If the custodial parent is terminally ill and there is time to discuss the future of the child, then a peaceful agreement can be made. However, if the custodial parent passes away suddenly and unexpectedly, then the chain of custody becomes a factor.
Who gets the child?
The court system uses many factors to decide who gets custody of the child. Here is the hierarchy that is usually used when deciding the future of the child:
- Non-custodial parent: When the custodial parent passes away, the non-custodial parent is usually the preferred choice of the courts. However, there may be reasons that disqualify the non-custodial parent, such as a history of abuse or drug addiction.
- Grandparents: If the non-custodial parent is not able or willing to accept custody of the child, the courts normally look to the grandparents as an option.
- Other relatives: The next option is any blood relatives such as uncles, aunts, cousins or even an older sibling.
- Friends of the family: If no other options are available, a friend of the family such as a godparent or neighbor who has an existing and healthy relationship with the child may come forward.
- The state: The last resort in the chain of custody is the child becomes a ward of the state by being placed in an orphanage or a foster home.
There is a clear process that the courts use to determine who gets the child in the event of the custodial parent’s untimely death. Each case is unique and the court takes into consideration all the specific factors.
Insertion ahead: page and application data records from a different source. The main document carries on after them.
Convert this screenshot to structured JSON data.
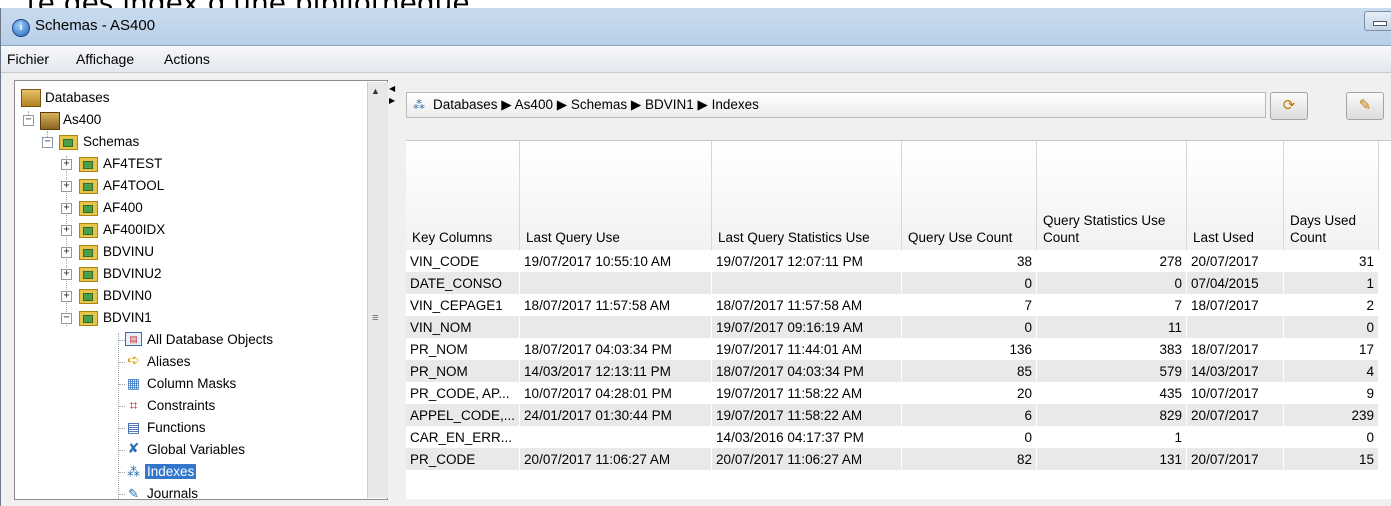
{
  "page_heading": "...te des index d'une bibliothèque",
  "window": {
    "title": "Schemas - AS400"
  },
  "menu": [
    "Fichier",
    "Affichage",
    "Actions"
  ],
  "tree": {
    "root": "Databases",
    "server": "As400",
    "schemas_label": "Schemas",
    "schemas": [
      "AF4TEST",
      "AF4TOOL",
      "AF400",
      "AF400IDX",
      "BDVINU",
      "BDVINU2",
      "BDVIN0",
      "BDVIN1"
    ],
    "bdvin1_children": [
      "All Database Objects",
      "Aliases",
      "Column Masks",
      "Constraints",
      "Functions",
      "Global Variables",
      "Indexes",
      "Journals"
    ],
    "selected": "Indexes"
  },
  "breadcrumb": "Databases ▶ As400 ▶ Schemas ▶ BDVIN1 ▶ Indexes",
  "toolbar": {
    "refresh_icon": "refresh-icon",
    "edit_icon": "edit-icon"
  },
  "table": {
    "headers": [
      "Key Columns",
      "Last Query Use",
      "Last Query Statistics Use",
      "Query Use Count",
      "Query Statistics Use Count",
      "Last Used",
      "Days Used Count"
    ],
    "rows": [
      [
        "VIN_CODE",
        "19/07/2017 10:55:10 AM",
        "19/07/2017 12:07:11 PM",
        "38",
        "278",
        "20/07/2017",
        "31"
      ],
      [
        "DATE_CONSO",
        "",
        "",
        "0",
        "0",
        "07/04/2015",
        "1"
      ],
      [
        "VIN_CEPAGE1",
        "18/07/2017 11:57:58 AM",
        "18/07/2017 11:57:58 AM",
        "7",
        "7",
        "18/07/2017",
        "2"
      ],
      [
        "VIN_NOM",
        "",
        "19/07/2017 09:16:19 AM",
        "0",
        "11",
        "",
        "0"
      ],
      [
        "PR_NOM",
        "18/07/2017 04:03:34 PM",
        "19/07/2017 11:44:01 AM",
        "136",
        "383",
        "18/07/2017",
        "17"
      ],
      [
        "PR_NOM",
        "14/03/2017 12:13:11 PM",
        "18/07/2017 04:03:34 PM",
        "85",
        "579",
        "14/03/2017",
        "4"
      ],
      [
        "PR_CODE, AP...",
        "10/07/2017 04:28:01 PM",
        "19/07/2017 11:58:22 AM",
        "20",
        "435",
        "10/07/2017",
        "9"
      ],
      [
        "APPEL_CODE,...",
        "24/01/2017 01:30:44 PM",
        "19/07/2017 11:58:22 AM",
        "6",
        "829",
        "20/07/2017",
        "239"
      ],
      [
        "CAR_EN_ERR...",
        "",
        "14/03/2016 04:17:37 PM",
        "0",
        "1",
        "",
        "0"
      ],
      [
        "PR_CODE",
        "20/07/2017 11:06:27 AM",
        "20/07/2017 11:06:27 AM",
        "82",
        "131",
        "20/07/2017",
        "15"
      ]
    ]
  }
}
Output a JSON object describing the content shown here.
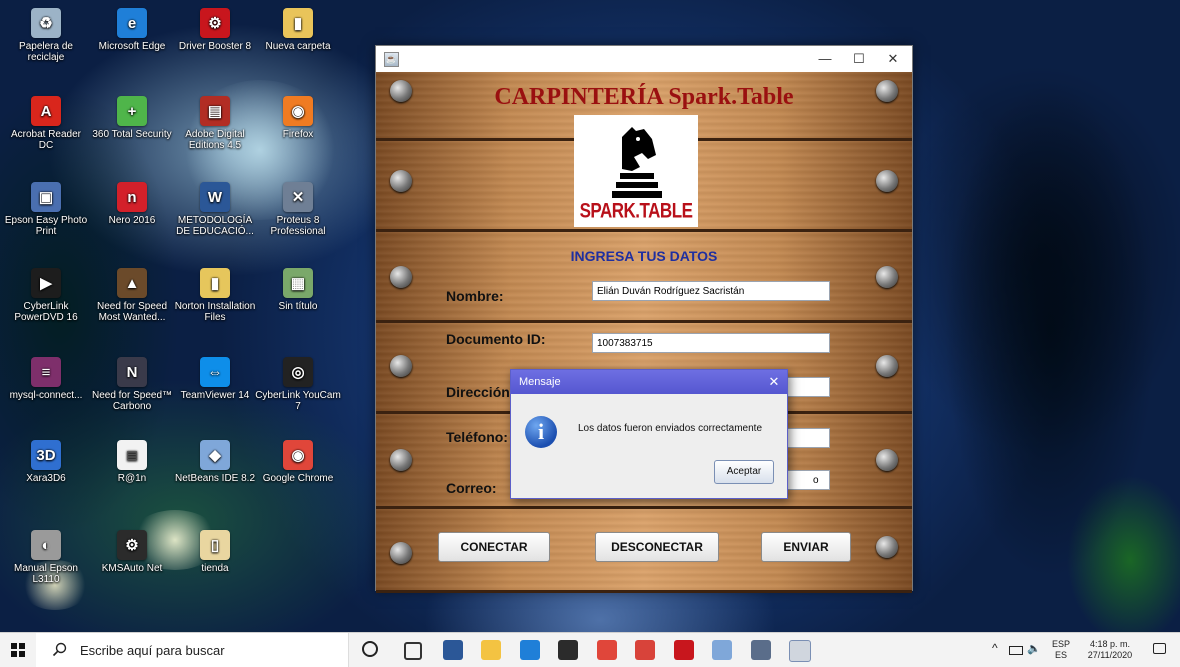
{
  "desktop": {
    "icons": [
      {
        "label": "Papelera de reciclaje",
        "icon": "recycle-bin-icon",
        "color": "#9cb3c7",
        "glyph": "♻"
      },
      {
        "label": "Microsoft Edge",
        "icon": "edge-icon",
        "color": "#1f7fd8",
        "glyph": "e"
      },
      {
        "label": "Driver Booster 8",
        "icon": "driver-booster-icon",
        "color": "#c8161d",
        "glyph": "⚙"
      },
      {
        "label": "Nueva carpeta",
        "icon": "folder-icon",
        "color": "#e9c45a",
        "glyph": "▮"
      },
      {
        "label": "Acrobat Reader DC",
        "icon": "acrobat-icon",
        "color": "#d9261c",
        "glyph": "A"
      },
      {
        "label": "360 Total Security",
        "icon": "security-icon",
        "color": "#4fb54a",
        "glyph": "+"
      },
      {
        "label": "Adobe Digital Editions 4.5",
        "icon": "adobe-de-icon",
        "color": "#b22d24",
        "glyph": "▤"
      },
      {
        "label": "Firefox",
        "icon": "firefox-icon",
        "color": "#f07b22",
        "glyph": "◉"
      },
      {
        "label": "Epson Easy Photo Print",
        "icon": "epson-icon",
        "color": "#4a6fb0",
        "glyph": "▣"
      },
      {
        "label": "Nero 2016",
        "icon": "nero-icon",
        "color": "#d3202a",
        "glyph": "n"
      },
      {
        "label": "METODOLOGÍA DE EDUCACIÓ...",
        "icon": "word-doc-icon",
        "color": "#2b5797",
        "glyph": "W"
      },
      {
        "label": "Proteus 8 Professional",
        "icon": "proteus-icon",
        "color": "#6f7f95",
        "glyph": "✕"
      },
      {
        "label": "CyberLink PowerDVD 16",
        "icon": "powerdvd-icon",
        "color": "#1d1d1d",
        "glyph": "▶"
      },
      {
        "label": "Need for Speed Most Wanted...",
        "icon": "nfs-icon",
        "color": "#6b4a2a",
        "glyph": "▲"
      },
      {
        "label": "Norton Installation Files",
        "icon": "norton-folder-icon",
        "color": "#e6c65c",
        "glyph": "▮"
      },
      {
        "label": "Sin título",
        "icon": "image-file-icon",
        "color": "#7aa86a",
        "glyph": "▦"
      },
      {
        "label": "mysql-connect...",
        "icon": "winrar-icon",
        "color": "#7e2f6b",
        "glyph": "≡"
      },
      {
        "label": "Need for Speed™ Carbono",
        "icon": "nfs-carbon-icon",
        "color": "#3a3a4a",
        "glyph": "N"
      },
      {
        "label": "TeamViewer 14",
        "icon": "teamviewer-icon",
        "color": "#0e8ee9",
        "glyph": "⇔"
      },
      {
        "label": "CyberLink YouCam 7",
        "icon": "youcam-icon",
        "color": "#222222",
        "glyph": "◎"
      },
      {
        "label": "Xara3D6",
        "icon": "xara-icon",
        "color": "#2f6fd0",
        "glyph": "3D"
      },
      {
        "label": "R@1n",
        "icon": "text-file-icon",
        "color": "#f2f2f2",
        "glyph": "≣"
      },
      {
        "label": "NetBeans IDE 8.2",
        "icon": "netbeans-icon",
        "color": "#7fa7d9",
        "glyph": "◆"
      },
      {
        "label": "Google Chrome",
        "icon": "chrome-icon",
        "color": "#e0463a",
        "glyph": "◉"
      },
      {
        "label": "Manual Epson L3110",
        "icon": "manual-icon",
        "color": "#9a9a9a",
        "glyph": "◐"
      },
      {
        "label": "KMSAuto Net",
        "icon": "kmsauto-icon",
        "color": "#2b2b2b",
        "glyph": "⚙"
      },
      {
        "label": "tienda",
        "icon": "tienda-icon",
        "color": "#e9d6a0",
        "glyph": "▯"
      }
    ]
  },
  "window": {
    "title": "",
    "controls": {
      "minimize": "—",
      "maximize": "☐",
      "close": "✕"
    },
    "app_title": "CARPINTERÍA Spark.Table",
    "logo_text": "SPARK.TABLE",
    "section_title": "INGRESA TUS DATOS",
    "form": {
      "nombre_label": "Nombre:",
      "nombre_value": "Elián Duván Rodríguez Sacristán",
      "documento_label": "Documento ID:",
      "documento_value": "1007383715",
      "direccion_label": "Dirección:",
      "direccion_value": "",
      "telefono_label": "Teléfono:",
      "telefono_value": "",
      "correo_label": "Correo:",
      "correo_value": "o"
    },
    "buttons": {
      "connect": "CONECTAR",
      "disconnect": "DESCONECTAR",
      "send": "ENVIAR"
    }
  },
  "dialog": {
    "title": "Mensaje",
    "close": "✕",
    "message": "Los datos fueron enviados correctamente",
    "ok": "Aceptar"
  },
  "taskbar": {
    "search_placeholder": "Escribe aquí para buscar",
    "apps": [
      "task-view-icon",
      "word-icon",
      "file-explorer-icon",
      "edge-icon",
      "store-icon",
      "chrome-icon",
      "media-icon",
      "driver-booster-icon",
      "paint-icon",
      "netbeans-icon",
      "java-app-icon"
    ],
    "tray": {
      "language_top": "ESP",
      "language_bottom": "ES",
      "time": "4:18 p. m.",
      "date": "27/11/2020",
      "chevron": "^"
    }
  }
}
If one finds themselves in this unfortunate situation, it is often beneficial to have professional guidance that is experienced in family law matters.